Over the next forty-five minutes or so, we each absorbed the moments together and individually, in silence and conversation, however we wanted, taking in the majesty of it all. After sandwiches, hot chocolate and ginger snaps, we quietly prepared for our descent and entered the trees.
We decided to have a bit of fun on the downslope. The system is a bit different while descending; Dan was behind me holding the sled, but instead of having 2 "pullers" in front of me, the ropes were held by Eli, who was behind Dan, acting as a sort of safety and to help with steering. "I kind of feel like sending it," Eli said. Well, that was all I needed to hear! "Send it!", I ordered. We let gravity do its thing, and with Dan and Eli running behind me-- the banked turns allowed me to shift my weight to help smooth out the banked turns. What a thrill, and the sensations of what seems like long ago came rushing back: a mix of skiing, cycling and bobsledding all in one.
So our descent was quick and different, but no less magical. As we neared the end of the trail, we got a bit uber-aggro on a hairpin turn and one of my skis bumped up against a rock, causing a piece of one of the bindings to come loose. But after a bit of finesse and ingenuity, we emerged from the forest and were back at Highland Lodge.
After detaching Bill and me from our sleds and breaking down all the gear, we all had a chance to decompress in the afterglow for a while before gathering for dinner. Later, we all gathered in the Shapleigh Bunkhouse for our final debrief circle, where Carly asked each of us to reflect on the day, inviting each of us to share our thoughts. She then led us through a closing exercise that encouraged us to creatively decorate a can (as in "Yes, I can!) that we could take with us as a memento. I am looking at such mementos as I write.

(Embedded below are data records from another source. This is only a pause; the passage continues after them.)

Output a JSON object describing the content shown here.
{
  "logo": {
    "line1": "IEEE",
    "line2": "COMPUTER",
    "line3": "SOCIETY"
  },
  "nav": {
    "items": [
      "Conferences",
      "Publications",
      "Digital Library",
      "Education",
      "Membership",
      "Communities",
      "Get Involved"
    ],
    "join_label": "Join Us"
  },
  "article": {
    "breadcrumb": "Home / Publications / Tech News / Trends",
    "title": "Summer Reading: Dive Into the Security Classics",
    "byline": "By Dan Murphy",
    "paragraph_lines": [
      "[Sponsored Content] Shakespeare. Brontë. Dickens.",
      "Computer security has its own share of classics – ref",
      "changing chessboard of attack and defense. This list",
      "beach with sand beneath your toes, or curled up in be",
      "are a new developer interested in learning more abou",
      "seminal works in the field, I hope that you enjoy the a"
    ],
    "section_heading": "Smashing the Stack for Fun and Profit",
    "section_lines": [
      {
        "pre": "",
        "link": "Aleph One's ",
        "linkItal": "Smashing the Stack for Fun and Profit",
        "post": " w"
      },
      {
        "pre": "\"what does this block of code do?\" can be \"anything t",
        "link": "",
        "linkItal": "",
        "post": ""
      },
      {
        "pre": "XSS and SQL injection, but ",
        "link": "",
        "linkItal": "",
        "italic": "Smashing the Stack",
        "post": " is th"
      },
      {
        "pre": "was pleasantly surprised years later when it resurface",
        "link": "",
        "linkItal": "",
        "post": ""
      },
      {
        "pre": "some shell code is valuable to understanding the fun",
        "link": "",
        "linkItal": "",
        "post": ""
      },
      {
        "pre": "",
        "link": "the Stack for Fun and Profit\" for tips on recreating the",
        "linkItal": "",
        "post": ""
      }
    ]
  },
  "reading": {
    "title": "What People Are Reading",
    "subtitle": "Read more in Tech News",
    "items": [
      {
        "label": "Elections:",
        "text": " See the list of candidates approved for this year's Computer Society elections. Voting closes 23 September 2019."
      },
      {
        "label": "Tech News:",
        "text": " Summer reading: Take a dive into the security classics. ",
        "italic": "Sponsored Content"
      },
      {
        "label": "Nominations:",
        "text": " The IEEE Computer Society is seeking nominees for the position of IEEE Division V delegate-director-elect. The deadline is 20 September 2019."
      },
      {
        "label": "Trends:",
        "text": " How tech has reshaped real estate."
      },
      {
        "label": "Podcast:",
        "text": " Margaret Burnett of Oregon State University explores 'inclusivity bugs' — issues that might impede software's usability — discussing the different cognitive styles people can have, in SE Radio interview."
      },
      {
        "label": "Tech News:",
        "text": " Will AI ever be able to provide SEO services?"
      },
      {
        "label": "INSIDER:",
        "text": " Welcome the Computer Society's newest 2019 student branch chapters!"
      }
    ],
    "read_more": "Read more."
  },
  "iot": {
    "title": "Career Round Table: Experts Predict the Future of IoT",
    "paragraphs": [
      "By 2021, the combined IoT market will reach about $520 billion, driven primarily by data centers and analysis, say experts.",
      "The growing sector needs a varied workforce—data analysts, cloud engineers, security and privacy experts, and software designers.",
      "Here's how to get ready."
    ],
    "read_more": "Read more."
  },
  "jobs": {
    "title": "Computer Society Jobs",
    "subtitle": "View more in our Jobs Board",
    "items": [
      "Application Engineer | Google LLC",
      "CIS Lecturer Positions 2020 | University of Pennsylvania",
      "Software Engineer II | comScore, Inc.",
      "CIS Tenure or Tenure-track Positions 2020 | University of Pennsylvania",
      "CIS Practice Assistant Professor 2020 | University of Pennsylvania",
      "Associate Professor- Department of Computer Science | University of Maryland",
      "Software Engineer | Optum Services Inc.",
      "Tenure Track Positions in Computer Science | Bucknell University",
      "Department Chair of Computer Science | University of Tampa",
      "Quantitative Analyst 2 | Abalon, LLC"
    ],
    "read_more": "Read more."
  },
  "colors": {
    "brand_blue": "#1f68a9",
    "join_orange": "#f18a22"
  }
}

It is now two days off our weekend, and I still find myself replaying the many extraordinary moments and gifts from our adventure to the summit of Mt. Willard-- the friends, community, lessons, exploration, newness, triumphs, joy, spirituality-- the magic.
For me, my overarching gift from the weekend-- the gift from Waypoint and from Alison, Bill, Bob, Carly, Chao, Dan, Eli, Isabelle, Kim, Kristina, Maya, Oscar, Pierce, Rebecca, Stan, and Theresa-- the gift I hope to have with me forever...and to eternally protect that sacred place...is the Courage to Dream...
When I am Among the Trees
When I am among the trees,
especially the willows and the honey locust,
equally the beech, the oaks and the pines,
they give off such hints of gladness.
I would almost say that they save me, and daily.
I am so distant from the hope of myself,
in which I have goodness, and discernment,
and never hurry through the world
but walk slowly, and bow often.
Around me the trees stir in their leaves
and call out, “Stay awhile.”
The light flows from their branches.
And they call again, “It's simple,” they say,
“and you too have come
into the world to do this, to go easy, to be filled
with light, and to shine.”
STOP ASIAN HATE
BLACK LIVES MATTER